In a political marketing sense, the ‘strong and stable’ message was well suited to building a Thatcher-like personal brand. However, to gain traction in the wider populace, the product, in this case Theresa May, had to some extent live up to the image being created. This can be thought of as brand credibility. Steve Hilton, David Cameron’s former director of strategy, appeared on Fox News stating the election was meant to be the ‘Brexit election’, but instead it became a referendum on May’s ability to lead.

The strength of May’s leadership came into question early on in the campaign following her awkward U-turns on policy and manifesto commitments. Furthermore, in terms of credibility, her apparent ineptitude in communicating convincingly via twenty-first century media was perhaps more important to the overall campaign narrative. It became a theme of media analysis and critique. For example, Michael Crick (Channel 4 News) broadcast an entire feature questioning the Conservative’s overly cautious media management, which, like the calling of the snap election, ultimately seems to have backfired. Engagement, credibility and trust can be closely related factors in this interactive age.

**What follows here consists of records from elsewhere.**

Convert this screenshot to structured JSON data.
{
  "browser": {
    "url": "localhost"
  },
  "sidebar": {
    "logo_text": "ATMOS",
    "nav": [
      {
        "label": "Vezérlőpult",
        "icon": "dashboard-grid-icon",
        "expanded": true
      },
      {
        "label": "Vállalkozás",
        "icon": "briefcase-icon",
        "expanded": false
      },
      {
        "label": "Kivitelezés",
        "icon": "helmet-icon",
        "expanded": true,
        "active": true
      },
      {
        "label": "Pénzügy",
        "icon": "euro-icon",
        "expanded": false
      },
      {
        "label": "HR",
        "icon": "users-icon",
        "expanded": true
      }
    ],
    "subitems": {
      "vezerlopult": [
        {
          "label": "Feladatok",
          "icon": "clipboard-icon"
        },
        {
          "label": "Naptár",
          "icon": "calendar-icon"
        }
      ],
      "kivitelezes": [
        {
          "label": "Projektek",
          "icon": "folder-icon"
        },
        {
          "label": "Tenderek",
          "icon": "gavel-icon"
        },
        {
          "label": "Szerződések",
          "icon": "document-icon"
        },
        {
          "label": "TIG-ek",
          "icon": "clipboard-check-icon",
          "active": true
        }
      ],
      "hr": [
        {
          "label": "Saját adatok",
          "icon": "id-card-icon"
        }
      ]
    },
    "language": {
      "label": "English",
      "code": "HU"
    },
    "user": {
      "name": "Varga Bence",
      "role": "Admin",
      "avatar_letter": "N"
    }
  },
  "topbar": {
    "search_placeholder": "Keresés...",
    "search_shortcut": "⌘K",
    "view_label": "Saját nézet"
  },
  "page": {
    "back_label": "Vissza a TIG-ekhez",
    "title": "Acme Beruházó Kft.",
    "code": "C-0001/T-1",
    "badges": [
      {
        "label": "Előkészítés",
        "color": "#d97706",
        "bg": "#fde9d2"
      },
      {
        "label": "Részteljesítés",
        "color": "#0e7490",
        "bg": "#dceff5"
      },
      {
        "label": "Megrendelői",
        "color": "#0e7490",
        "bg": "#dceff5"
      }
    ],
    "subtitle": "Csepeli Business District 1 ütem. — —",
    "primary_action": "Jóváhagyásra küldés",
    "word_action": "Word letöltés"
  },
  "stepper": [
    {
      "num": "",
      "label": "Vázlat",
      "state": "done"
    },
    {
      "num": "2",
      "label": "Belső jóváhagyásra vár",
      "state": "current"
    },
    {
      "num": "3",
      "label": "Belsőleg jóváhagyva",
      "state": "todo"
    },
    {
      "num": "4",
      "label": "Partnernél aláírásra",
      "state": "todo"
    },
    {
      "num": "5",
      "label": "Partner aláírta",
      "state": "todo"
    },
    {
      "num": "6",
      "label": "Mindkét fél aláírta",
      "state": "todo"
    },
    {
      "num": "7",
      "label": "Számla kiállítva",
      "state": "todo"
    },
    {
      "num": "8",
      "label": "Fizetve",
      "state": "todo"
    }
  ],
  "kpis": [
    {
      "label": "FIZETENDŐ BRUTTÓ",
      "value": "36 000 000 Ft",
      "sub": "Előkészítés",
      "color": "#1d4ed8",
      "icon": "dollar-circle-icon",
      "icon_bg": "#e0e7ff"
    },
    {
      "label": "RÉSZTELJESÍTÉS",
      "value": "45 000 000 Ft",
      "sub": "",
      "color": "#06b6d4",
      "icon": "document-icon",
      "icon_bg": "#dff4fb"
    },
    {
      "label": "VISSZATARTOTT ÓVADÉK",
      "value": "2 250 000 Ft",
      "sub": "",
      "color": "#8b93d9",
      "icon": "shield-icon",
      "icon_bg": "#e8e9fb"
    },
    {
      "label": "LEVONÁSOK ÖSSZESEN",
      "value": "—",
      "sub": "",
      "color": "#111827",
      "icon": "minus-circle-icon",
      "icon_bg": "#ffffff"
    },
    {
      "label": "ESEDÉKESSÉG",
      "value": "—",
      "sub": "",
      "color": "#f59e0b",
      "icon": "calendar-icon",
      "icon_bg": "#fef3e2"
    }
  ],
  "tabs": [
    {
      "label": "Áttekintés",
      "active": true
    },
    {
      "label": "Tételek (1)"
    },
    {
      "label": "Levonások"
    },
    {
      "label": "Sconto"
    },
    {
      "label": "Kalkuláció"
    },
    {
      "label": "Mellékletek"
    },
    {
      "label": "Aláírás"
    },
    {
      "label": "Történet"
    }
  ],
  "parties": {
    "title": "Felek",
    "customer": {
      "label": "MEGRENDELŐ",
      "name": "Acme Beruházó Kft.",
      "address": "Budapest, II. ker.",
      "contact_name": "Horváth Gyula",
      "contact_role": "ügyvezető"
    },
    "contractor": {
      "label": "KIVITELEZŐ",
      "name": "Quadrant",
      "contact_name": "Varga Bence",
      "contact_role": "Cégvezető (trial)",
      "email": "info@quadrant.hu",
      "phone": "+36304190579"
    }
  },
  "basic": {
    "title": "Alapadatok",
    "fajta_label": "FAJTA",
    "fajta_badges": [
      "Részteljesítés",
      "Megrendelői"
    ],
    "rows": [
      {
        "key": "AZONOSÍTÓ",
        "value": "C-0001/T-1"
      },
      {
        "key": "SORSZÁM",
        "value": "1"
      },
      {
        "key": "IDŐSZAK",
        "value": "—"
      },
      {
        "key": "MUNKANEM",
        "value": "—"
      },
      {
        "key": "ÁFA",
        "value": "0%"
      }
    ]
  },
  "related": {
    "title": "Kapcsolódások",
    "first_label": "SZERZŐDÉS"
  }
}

In keeping with this theme, May’s credibility as a strong and stable leader took a nosedive when media headlines and narratives became dominated by the Prime Minister’s refusal to take part in any televised debates. May’s notable absence left a silence that spoke volumes. In contrast to and at odds with an image of a strong and stable premier, May inadvertently communicated to the electorate that, in actuality, she was much more timid, unconfident and weak than she wanted voters to believe. Therefore, from the outset, the central campaign message became an oxymoron that could be flipped by opponents of the Conservative Party to undermine the Prime Minister’s credibility. Furthermore, the overuse and repetitiveness of the phrase ‘strong and stable’ morphed into anti-Tory media witticism both on- and off- line, which appears to have spread virally via people power through grassroots uses of social media. Rachel Gibson refers to this type of activity as ‘citizen-initiated campaigning’.

Anti-Conservative citizen-initiative campaigning seems to have played a significant role in the 2017 campaign insofar as, in this politically charged post-Brexit context, many personal social media pages, which would have perhaps otherwise remained personal in an election period, sprung into political action. Early indications suggest this was largely due to younger sections of the electorate, large numbers of whom are thought to have been inspired by Corbyn, becoming politically active. This did not escape the attention of political commentators, some of whom suggested in this election social media activity replaced the role of the tabloids in shaping the political mood (BBC Radio 4).

Pierre Bourdieu described elections as a ‘sublimated form of civil war’. In the post-Brexit context it seems the UK has split into two camps that have been at war for at least the last year. However, the outcome of the 2017 election seems to have been most impacted by the Conservative’s lacklustre campaign. Sun Tsu’s ‘Art of War’ famously advises never to underestimate your opponent. If the Conservatives’ unpreparedness in terms of policies, presentation and communication of message is anything to go by, bearing in mind the Tories held all the cards and advantages of being the governing party calling a snap election, it seems the party underestimated its opponent in Jeremy Corbyn and ultimately overestimated Theresa May’s strength as a leader.

The resultant outcome of May’s seemingly weak and wobbly leadership, three days after the election, is somewhat summed up by the most influential Tory Party blog, ConservativeHome, stating: ‘Conservative MPs do not believe that May can lead them into the next election. Nor, reluctantly, do we.’